Chelsea’s extra training time
Jose Mourinho’s other justification for Chelsea's improvement since his departure is that they have greater amounts of time off than they did last season due to a lack of involvement in other competitions.
It’s a drum that Jose's banged before and it’s clearly a factor in the way the west London side have dominated the league, but whose fault is it that Chelsea are not there? We all know the answer to that.
Nicht mehr Trainer beim FC Chelsea: José Mourinho
Image credit: Imago
It’s also disingenuous to suggest that Chelsea will win the league simply because they have more rest, given that already they have 16 more points than in the entirety of last season. It’s a factor, of course it is, but it’s misleading from Mourinho and he knows it.
What’s Mourinho’s motivation?
Manchester United’s mammoth unbeaten run has disguised the fact that Mourinho’s side have tailed off in recent weeks. Draws with Stoke, Hull and Bournemouth are poor results for United in any circumstances, but those six dropped points in the last five matches have left Jose’s side off the pace in the race for Champions League qualification – which had to be the minimum aim given the club’s summer strengthening.
Mourinho is talking about Chelsea now because he wants the conversation to be about the form and style of his former club, not his current one – and he’s largely succeeded.
The issue of extra rest is particularly timely given United’s trip to Russia for the Europa League, never mind that the competition’s organisers have given Mourinho and his players the greatest possible recovery time from their trip to Rostov.
FC Rostov's Christian Noboa in action with Manchester United's Paul Pogba
Image credit: Reuters
Highlighting Chelsea’s advantages going into the fixture gives Mourinho an excuse if his team lose – and given the attacking injury problems he has (with Zlatan Ibrahimovic, Marcus Rashford, Anthony Martial and Wayne Rooney ALL expected to be out) defeat does seem likely.
Mourinho’s also in a position where he can minimise the impact of a cup defeat by pointing to the team’s League Cup success and Europa League involvement. In fact, he has done exactly that, saying:
It comes in the wrong moment for us because the Europa League is a competition that can give us a Champions League spot and the FA Cup isn’t. So the Europa League is more important than the FA Cup for us.
The mind games started early for Jose Mourinho
Image credit: PA Sport
This is the classic Mourinho formula: set up a tone of coverage where a victory for his team seems to be against the odds and defeat can be explained away. He does it time and again, and time and again it succeeds.

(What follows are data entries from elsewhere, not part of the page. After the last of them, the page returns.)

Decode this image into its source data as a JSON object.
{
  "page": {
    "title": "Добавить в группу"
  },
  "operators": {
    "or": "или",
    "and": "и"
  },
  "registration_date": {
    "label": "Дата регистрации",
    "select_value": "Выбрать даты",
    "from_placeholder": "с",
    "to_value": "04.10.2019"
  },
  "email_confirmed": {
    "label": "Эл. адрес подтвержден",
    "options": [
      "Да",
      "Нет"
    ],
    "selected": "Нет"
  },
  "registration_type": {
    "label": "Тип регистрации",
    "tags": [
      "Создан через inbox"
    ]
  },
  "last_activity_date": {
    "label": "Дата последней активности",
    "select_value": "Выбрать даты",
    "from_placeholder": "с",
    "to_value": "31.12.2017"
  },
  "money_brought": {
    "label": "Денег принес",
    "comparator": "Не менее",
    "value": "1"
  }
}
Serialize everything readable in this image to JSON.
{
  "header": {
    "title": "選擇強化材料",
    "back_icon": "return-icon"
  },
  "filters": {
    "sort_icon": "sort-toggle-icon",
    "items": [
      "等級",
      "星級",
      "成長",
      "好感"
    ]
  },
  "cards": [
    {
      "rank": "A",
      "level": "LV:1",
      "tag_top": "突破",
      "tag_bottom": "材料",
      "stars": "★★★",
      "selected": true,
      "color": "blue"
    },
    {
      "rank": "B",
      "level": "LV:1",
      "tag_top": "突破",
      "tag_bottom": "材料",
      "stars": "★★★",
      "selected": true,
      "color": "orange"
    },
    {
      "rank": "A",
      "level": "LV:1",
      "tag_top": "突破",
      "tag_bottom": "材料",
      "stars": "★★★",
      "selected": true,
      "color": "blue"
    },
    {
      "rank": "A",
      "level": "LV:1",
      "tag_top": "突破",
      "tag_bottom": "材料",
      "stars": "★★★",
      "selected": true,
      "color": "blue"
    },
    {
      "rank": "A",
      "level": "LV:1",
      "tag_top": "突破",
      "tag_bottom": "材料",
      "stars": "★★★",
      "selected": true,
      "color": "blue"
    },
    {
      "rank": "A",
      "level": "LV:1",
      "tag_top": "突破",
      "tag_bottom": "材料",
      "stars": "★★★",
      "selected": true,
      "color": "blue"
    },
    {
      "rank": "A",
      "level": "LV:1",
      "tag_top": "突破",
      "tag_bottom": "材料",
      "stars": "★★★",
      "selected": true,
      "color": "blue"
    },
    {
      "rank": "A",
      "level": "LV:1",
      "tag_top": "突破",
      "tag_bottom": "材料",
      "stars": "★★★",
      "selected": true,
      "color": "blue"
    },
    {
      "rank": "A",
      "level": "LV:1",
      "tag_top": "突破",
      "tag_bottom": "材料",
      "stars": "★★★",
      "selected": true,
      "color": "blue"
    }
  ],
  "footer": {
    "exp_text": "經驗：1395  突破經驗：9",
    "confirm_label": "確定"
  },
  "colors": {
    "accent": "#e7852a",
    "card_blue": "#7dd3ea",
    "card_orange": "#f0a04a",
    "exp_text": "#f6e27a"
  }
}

It’s transparent but clever, as Mourinho knows that an FA Cup defeat to his former side and a league placing of sixth is simply not good enough. Anything he can do to distract from that is a good thing… and if that means throwing out obscure and misleading criticism of his former team then all the better.